Mooney weighs in on Elon Musk's latest investment, tunneling

Elon Musk is known for being an innovator. Having made an impact on numerous industries through the use of innovative technologies, Musk has now turned his sights toward tunneling, with the ultimate goal of making the tunnel-building process faster. Civil and Environmental Engineering Professor and Director of the Underground Construction and Tunneling center Mike Mooney weighs in on Musk’s ambitious goals.
From the story:
Musk wants to speed up an excruciatingly slow process to tunneling’s equivalent of the speed of light—about a mile a week. That may sound underwhelming; even a garden snail can cover a mile in less than two days. But a reasonable day for the quaintly-named “tunnel boring machines,” the massive worm-like cylinders known as TBM’s that chew their way through rock and dirt, would be 50 feet. 
To a tunneling profession used to the anonymity of the “out of sight, out of mind nature of the underground … bringing in a proven innovator to something as complex as underground construction is a good thing,” says Mike Mooney, whose actual title is the Grewcock Chair Professor in Tunneling at the Colorado School of Mines.
There are two ways for Musk to achieve his five-to-tenfold increase in the tunneling advance rate. He could come up with an entirely new technology.

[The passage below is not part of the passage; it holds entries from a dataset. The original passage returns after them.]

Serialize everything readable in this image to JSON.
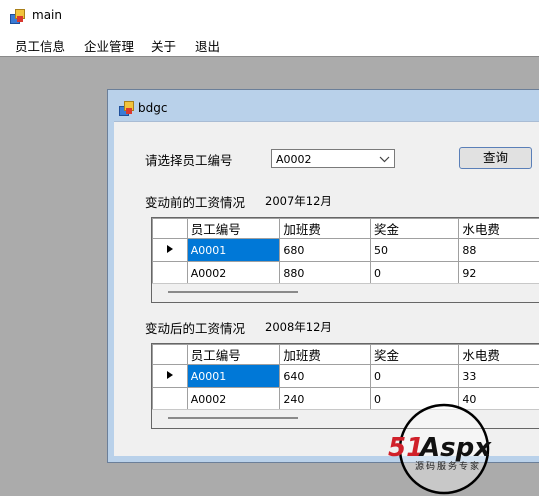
{
  "window": {
    "title": "main"
  },
  "menu": {
    "items": [
      "员工信息",
      "企业管理",
      "关于",
      "退出"
    ]
  },
  "child": {
    "title": "bdgc",
    "select_label": "请选择员工编号",
    "employee_id": "A0002",
    "query_button": "查询",
    "before": {
      "label": "变动前的工资情况",
      "date": "2007年12月",
      "columns": [
        "员工编号",
        "加班费",
        "奖金",
        "水电费"
      ],
      "rows": [
        [
          "A0001",
          "680",
          "50",
          "88"
        ],
        [
          "A0002",
          "880",
          "0",
          "92"
        ]
      ]
    },
    "after": {
      "label": "变动后的工资情况",
      "date": "2008年12月",
      "columns": [
        "员工编号",
        "加班费",
        "奖金",
        "水电费"
      ],
      "rows": [
        [
          "A0001",
          "640",
          "0",
          "33"
        ],
        [
          "A0002",
          "240",
          "0",
          "40"
        ]
      ]
    }
  },
  "watermark": {
    "brand": "51Aspx",
    "tagline": "源码服务专家"
  },
  "colors": {
    "selection": "#0078d7",
    "mdi_background": "#ababab",
    "child_frame": "#b9d1ea"
  }
}
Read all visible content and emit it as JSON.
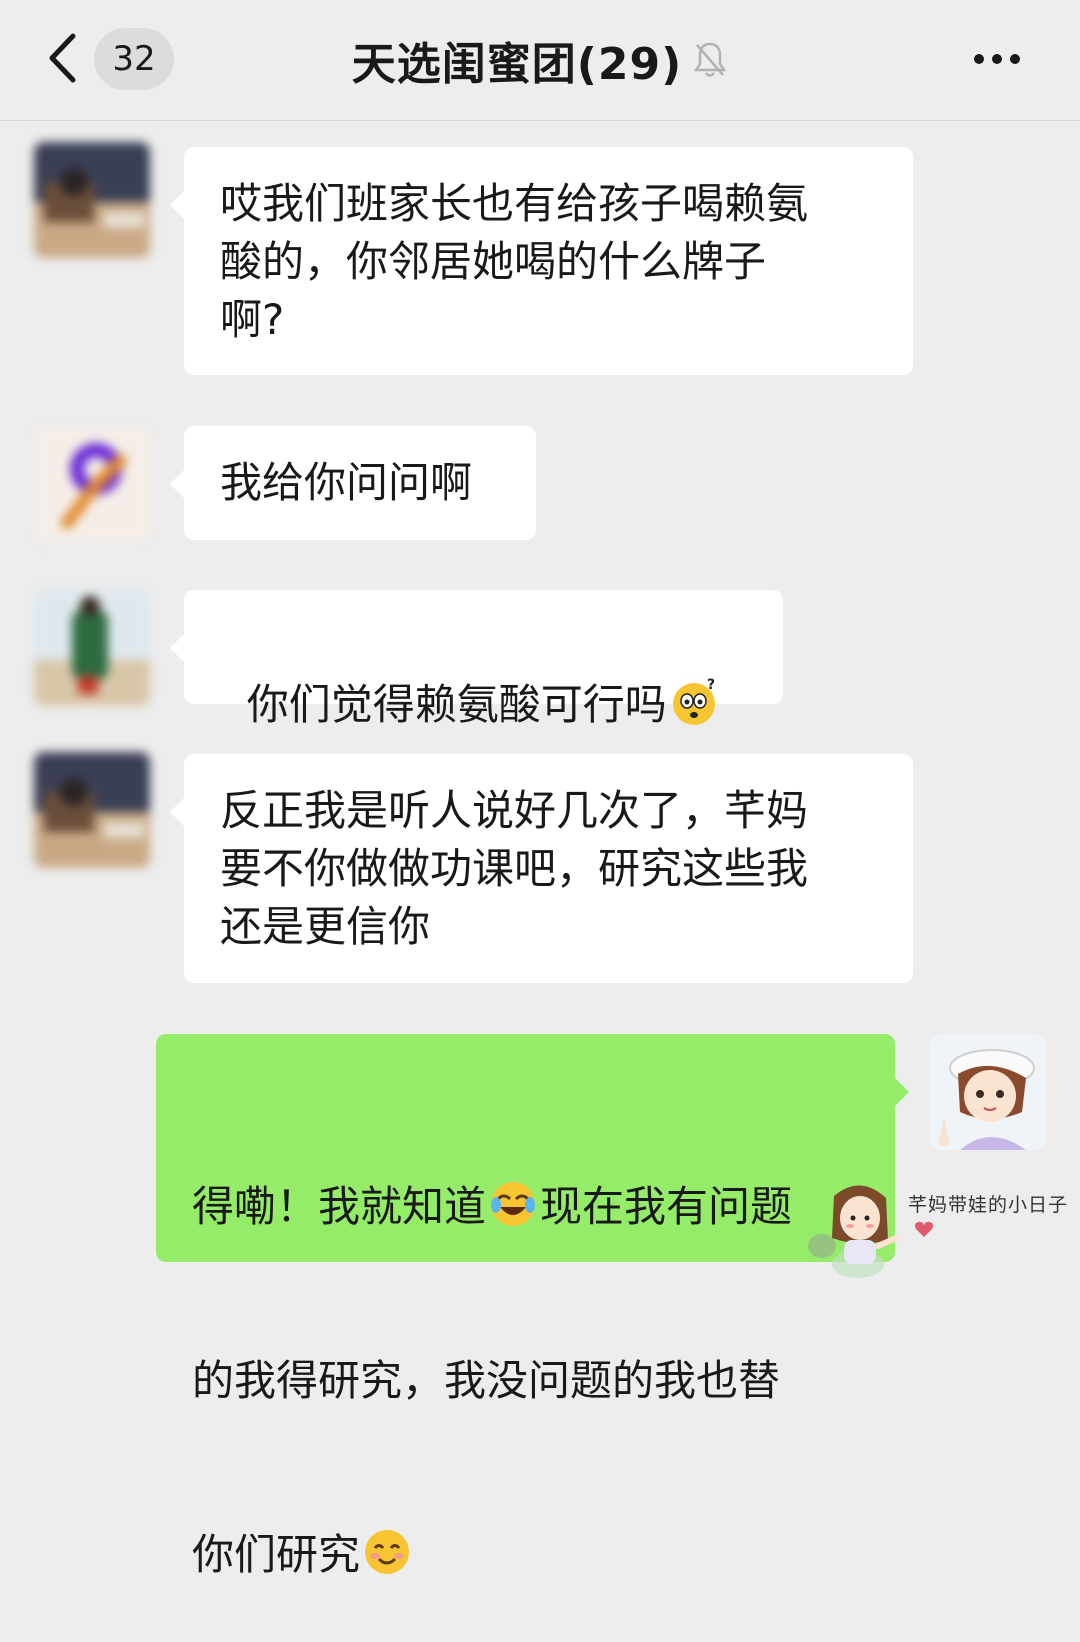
{
  "header": {
    "back_icon": "chevron-left-icon",
    "unread_count": "32",
    "title": "天选闺蜜团(29)",
    "mute_icon": "bell-muted-icon",
    "more_icon": "more-dots-icon"
  },
  "messages": [
    {
      "sender": "other",
      "text": "哎我们班家长也有给孩子喝赖氨\n酸的，你邻居她喝的什么牌子\n啊?"
    },
    {
      "sender": "other",
      "text": "我给你问问啊"
    },
    {
      "sender": "other",
      "text_before_emoji": "你们觉得赖氨酸可行吗",
      "emoji": "confused-face-emoji"
    },
    {
      "sender": "other",
      "text": "反正我是听人说好几次了，芊妈\n要不你做做功课吧，研究这些我\n还是更信你"
    },
    {
      "sender": "me",
      "line1_a": "得嘞！我就知道",
      "emoji1": "laughing-tears-emoji",
      "line1_b": "现在我有问题",
      "line2": "的我得研究，我没问题的我也替",
      "line3": "你们研究",
      "emoji2": "smiling-face-emoji"
    }
  ],
  "watermark": {
    "text": "芊妈带娃的小日子",
    "icon": "heart-icon"
  },
  "colors": {
    "background": "#ededed",
    "bubble_other": "#ffffff",
    "bubble_me": "#95ec69"
  }
}
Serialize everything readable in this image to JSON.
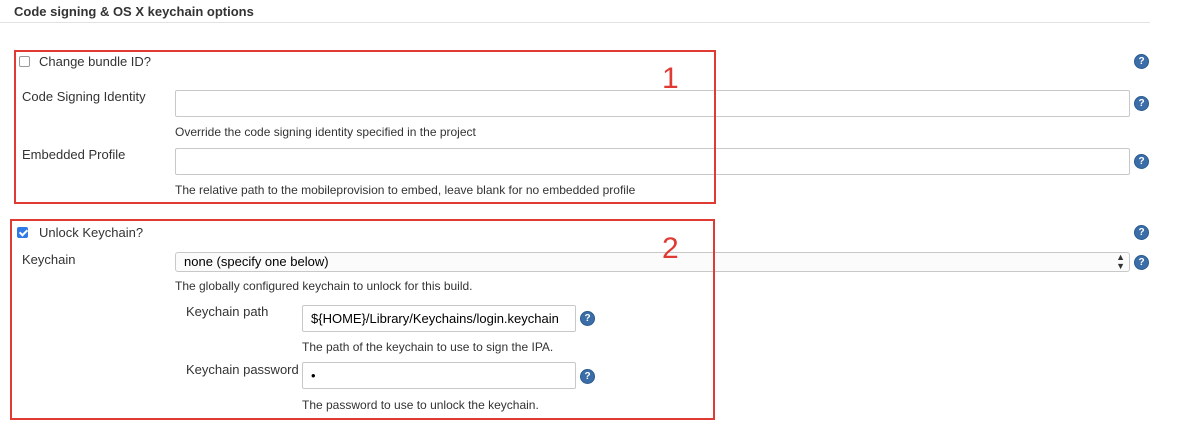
{
  "section": {
    "title": "Code signing & OS X keychain options"
  },
  "change_bundle": {
    "label": "Change bundle ID?",
    "checked": false
  },
  "code_signing_identity": {
    "label": "Code Signing Identity",
    "value": "",
    "description": "Override the code signing identity specified in the project"
  },
  "embedded_profile": {
    "label": "Embedded Profile",
    "value": "",
    "description": "The relative path to the mobileprovision to embed, leave blank for no embedded profile"
  },
  "unlock_keychain": {
    "label": "Unlock Keychain?",
    "checked": true
  },
  "keychain": {
    "label": "Keychain",
    "selected": "none (specify one below)",
    "description": "The globally configured keychain to unlock for this build."
  },
  "keychain_path": {
    "label": "Keychain path",
    "value": "${HOME}/Library/Keychains/login.keychain",
    "description": "The path of the keychain to use to sign the IPA."
  },
  "keychain_password": {
    "label": "Keychain password",
    "value": "•",
    "description": "The password to use to unlock the keychain."
  },
  "help_glyph": "?",
  "annotations": {
    "box1": "1",
    "box2": "2"
  },
  "colors": {
    "annotation": "#e03a34",
    "help": "#3b6ea8",
    "checkbox_checked": "#2f7ae5"
  }
}
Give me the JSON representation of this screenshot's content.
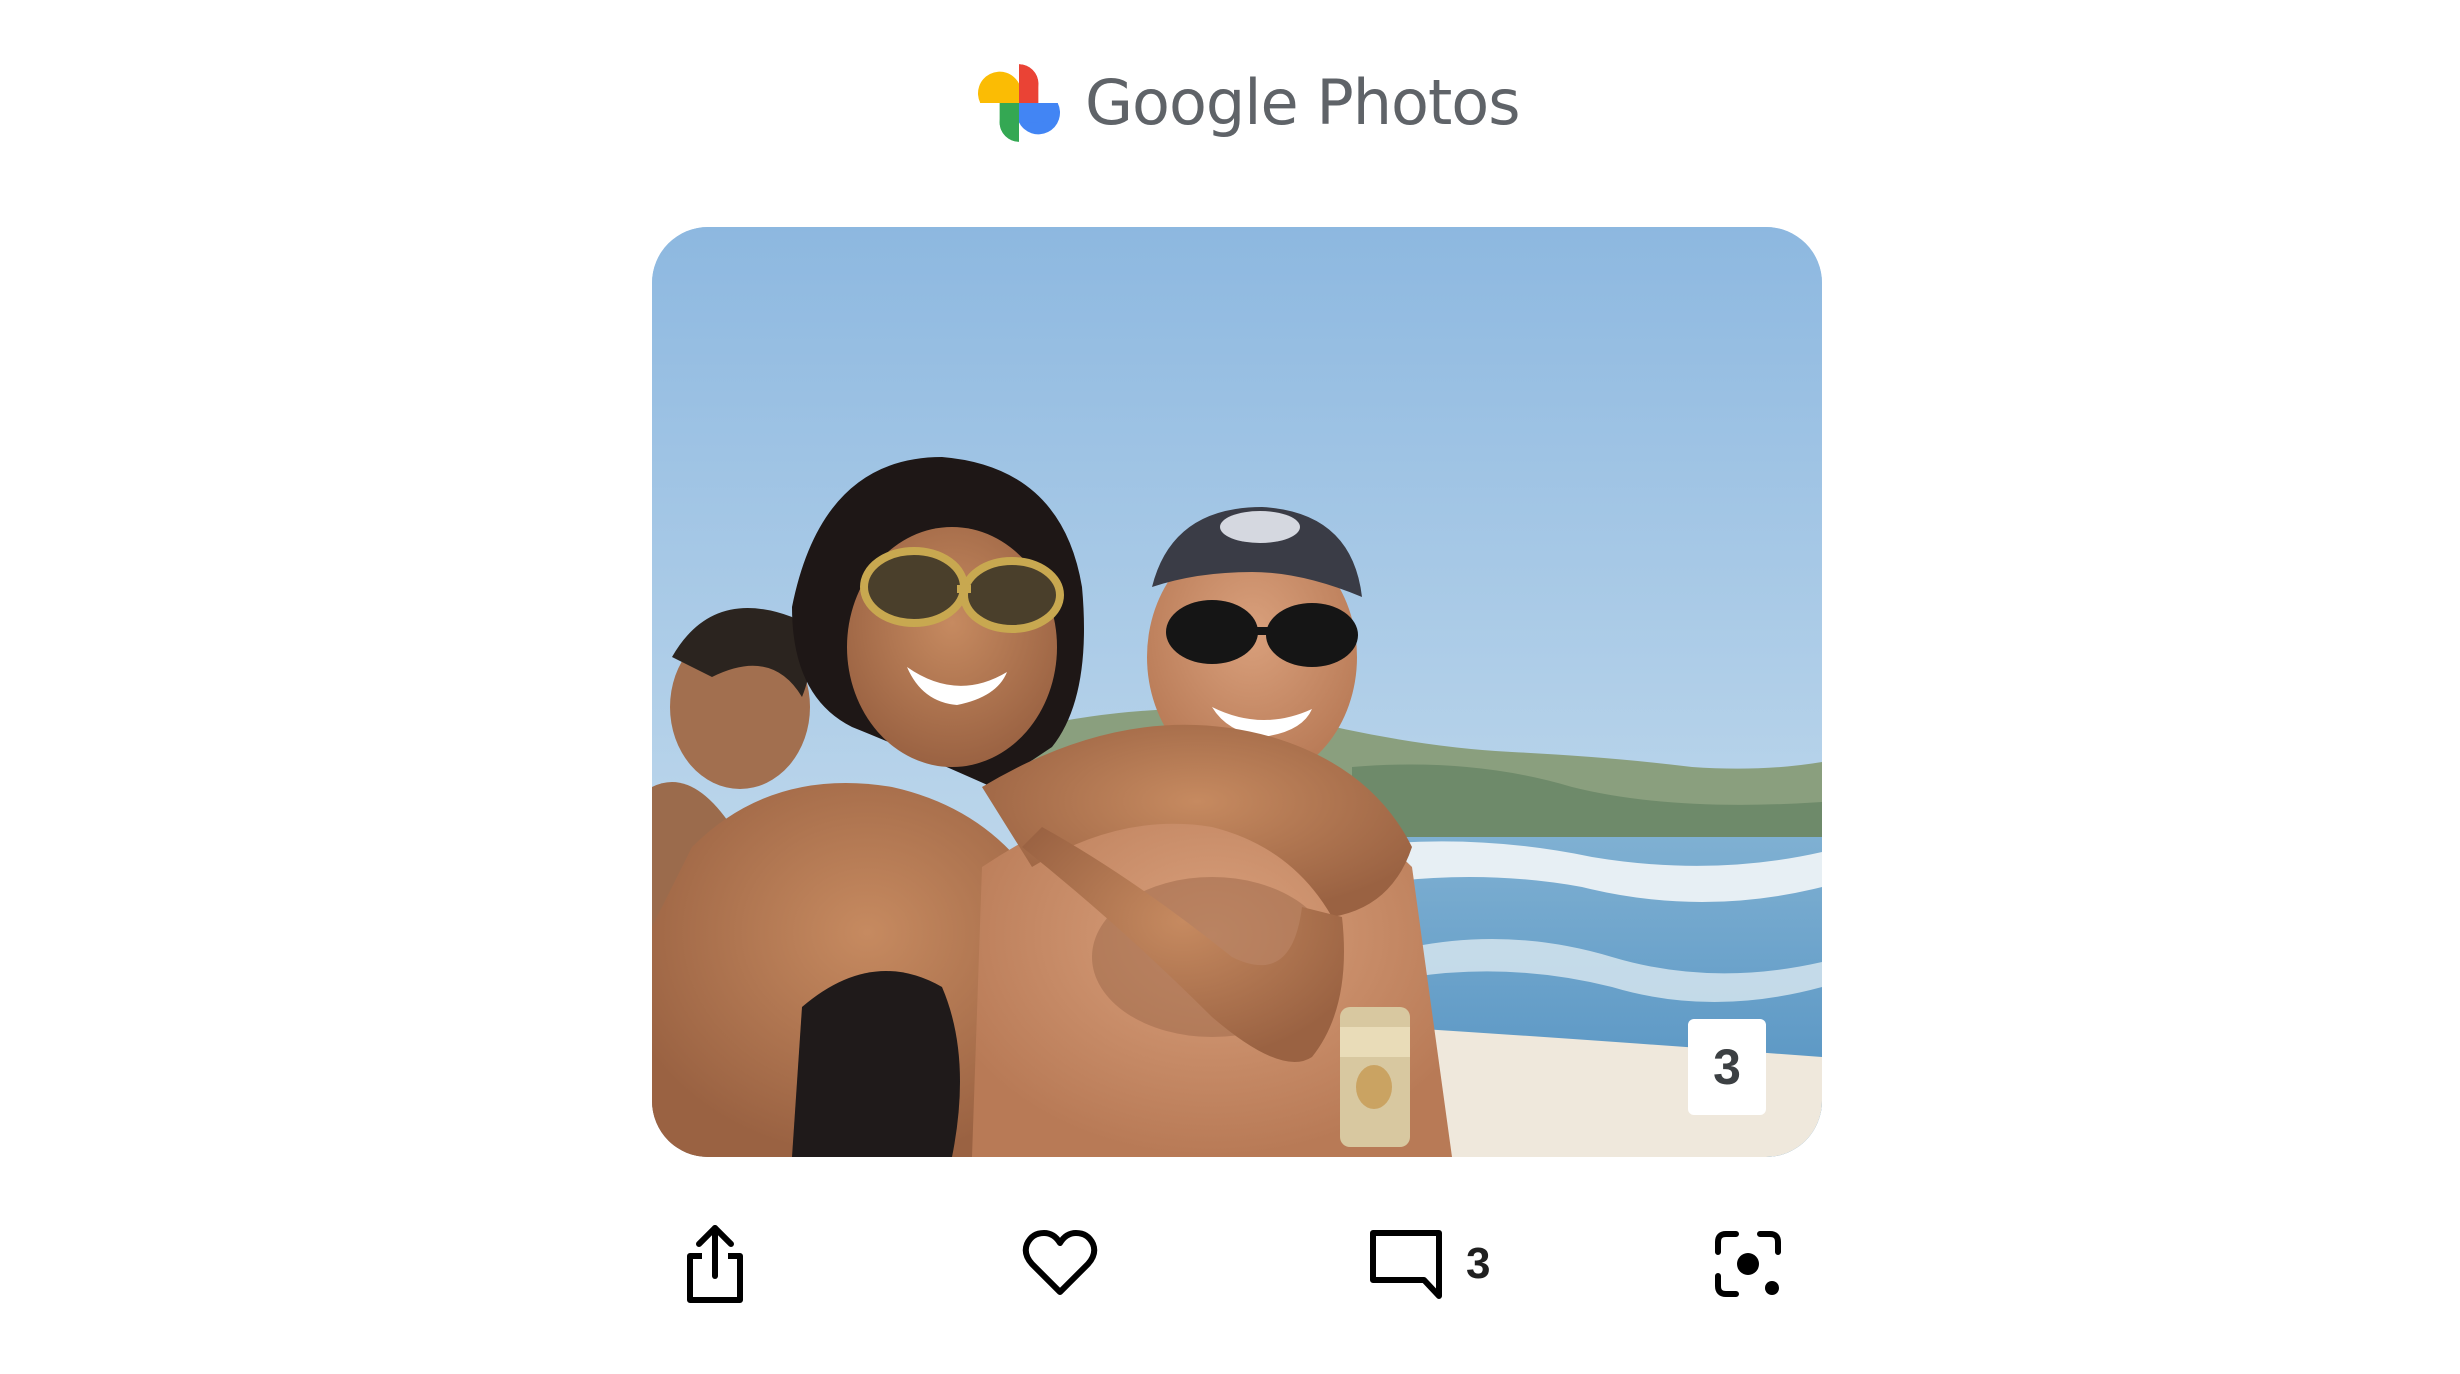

TBM’s, for example, says Mooney, the Colorado School of Mines tunneling professor, were themselves at least a tenfold improvement over earlier tunneling techniques, usually pick and shovel … Or Musk could simply build a better TBM, continuing the myriad, small improvements TBM designers have been making over the past few decades.
Overall, Mooney seems confident that Musk’s involvement could certainly have an impact on the industry.